In The Arena, Leigh/Anne Corner



If you missed part one of this interview with Heather Smith please check it out here! 

Did you have a background in websites? Ebook design? or did you learn along the way?

Before I launched I owned and operated my own Web Design business. I have an Associates degree in Veterinary Technology but realized quickly the pay and hours as a Vet. Tech. were not a good match for my goals as a professional barrel racer. The education was (and still is) valuable to me, but I needed more income and flexibility! My background in web and graphic design is certainly an asset to what I do now because other than outsourcing some occasional web site programming, I do that myself. I should note that I didn’t start out with any formal training in web or graphic design. I taught myself HTML in my spare time while in college, began by creating my own web site, then eventually designing for others. I was working on web sites after my “regular” full-time job for several years before I made a full-time business out of it, which I did for about 10 years before phasing away and focusing on my horses and full-time.

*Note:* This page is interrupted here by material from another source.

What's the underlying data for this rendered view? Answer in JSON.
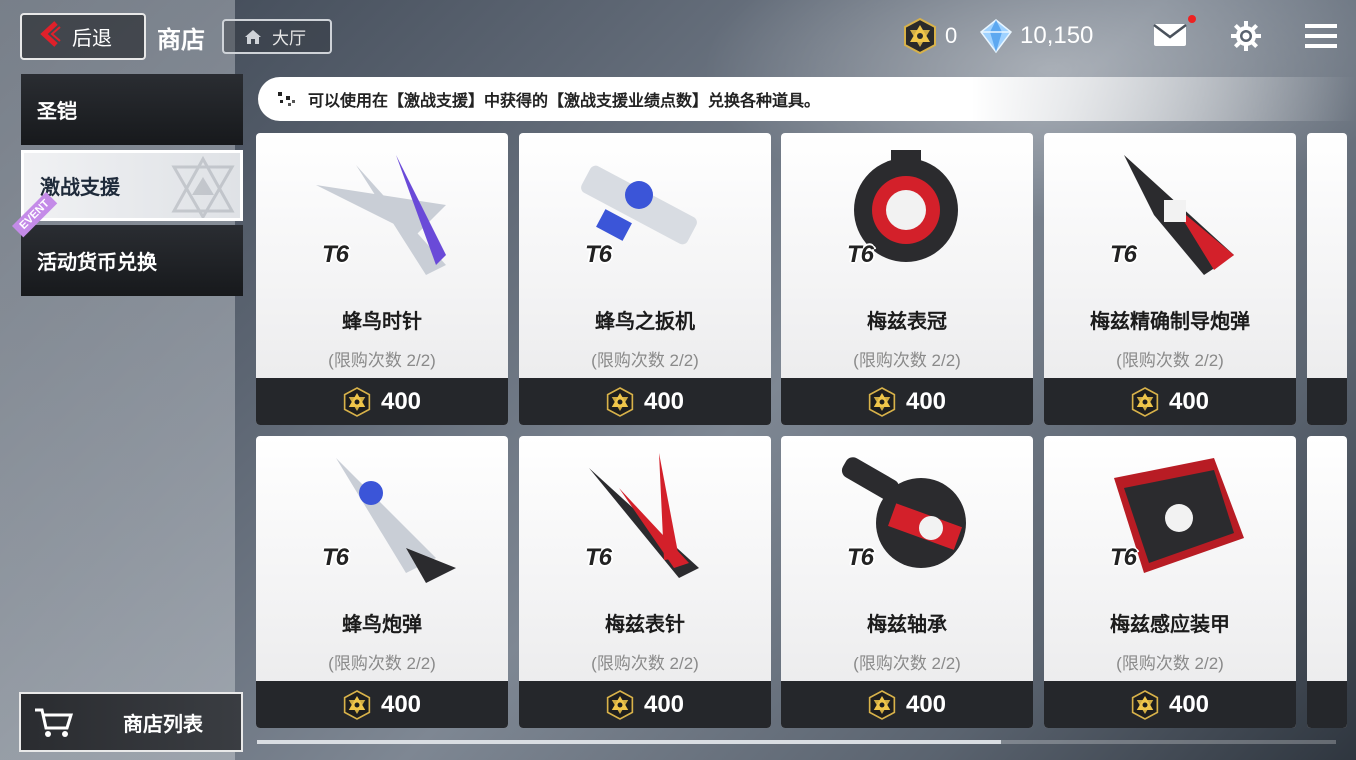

What is a work day like for you? 

I get up at 4:30 every week day and have always had a pretty involved morning routine. I read a daily devotional and write a couple sentences in a journal before even getting out of bed. Then I whip up a protein shake and do some personal development reading for at least 30 minutes. Next I workout for 30 minutes, shower, eat breakfast #2 and depending on the time of year/weather either head to my home office or out to the barn. (Always to the barn first in the summer months to ride when it’s cool). I’m very disciplined and am an introvert so I don’t mind spending time alone. On average I spend about half my day with our horses and the other half working on new content for my site, my weekly social media plan or new projects. Sometimes when I’m creating a new book for example, I like to dive into that full-time while the horses have a vacation. I try not to do that for more than two months at a time though, since horse time and my sanity go hand in hand! We have three horses right now and my time with them consists of daily therapy, conditioning and training based on what my goals are. Now that we’re finally feeling settled in TX I am starting to get out and compete again at open barrel races and some pro rodeos.

Many people that are self-employed are pro’s at time management? What is your secret?

I’m not perfect in this area because when it comes to creating something BIG, like writing a book for example – it’s common to face resistance. It seems that once I get rolling, it’s much easier to keep going so the fewer distractions and interruptions, the better. It takes some time for me to “get in the zone” so there’s no way I’d get much accomplished if I could only chip away at projects a few minutes at a time. So I must have big time blocks that I really protect. I close my email, log off social media and just dive in. I’ve also learned the importance of taking appropriate breaks – it’s like clearing the cache in our minds and we come back with so much more mental power for maximum productivity. I can get more done in twenty minutes than I could have in two hours by just trying to grind it out for hours.

My husband and I do several things specifically for the purpose of saving time, including hiring out house cleaning and lawn moving, we do meal prep on the weekends, order home delivered meals from Diet-to-Go, try to do as much shopping as possible in bulk, and also utilize Amazon Prime. We don’t watch TV and often listen to business-related podcasts. I’m really working toward making what I do more efficient and self-sustainable so I have even more freedom to travel and rodeo, since making the NFR for example is more than a full-time job by itself.

Talk about failure and starting your own business, what steps did you take not to fail?

I feel like I got a slow start on my horse goals, which left me feeling behind where I wanted to be with my barrel racing. There was one area that I knew I could get ahead though, and that was by being the hardest worker. I got out run a lot but never outworked. I whole heartedly applied this idea to my first business. When I made the break to operating my web design business full-time, my husband was nervous about it. I became a workaholic in an effort to make absolutely sure it was a success. I was determined not to fail, it was not an option. My business WAS successful but my marriage did suffer and eventually my health did too. I once went about three years averaging 5 hours of sleep per night. These days sleep deprivation is like some ridiculous badge of honor people wear, but I know looking back it’s no joke. Being a top performer in any area requires high-level self-care – which includes quality rest, diet and exercise. It’s non-negotiable, and I know that now in hindsight. Businesses will always require more time in the launch phase, but if you don’t have your health, you don’t have anything, and nothing is worth sacrificing relationships with your loved ones. There is a fine line between badass and burnout. We have to learn to work smart vs. hard and know where the boundary lines are for the sacrifices we’re willing to make.

Heather is very disciplined and she utilizes her time each day to make sure she is the most productive. As you can see, she reads every day and takes time to LEARN. She is utilizing the “5 Hour Rule.” Make sure you are signed up for our Enewsletter, because this week we go in to detail about the 5 Hour Rule and how you need to incorporate this in to your daily life.

You may also enjoy:
Level Up Series Introductions
Your Guide to Barrel Racing Clinicians
Leg Therapy Must Haves

Be sure and PIN for later: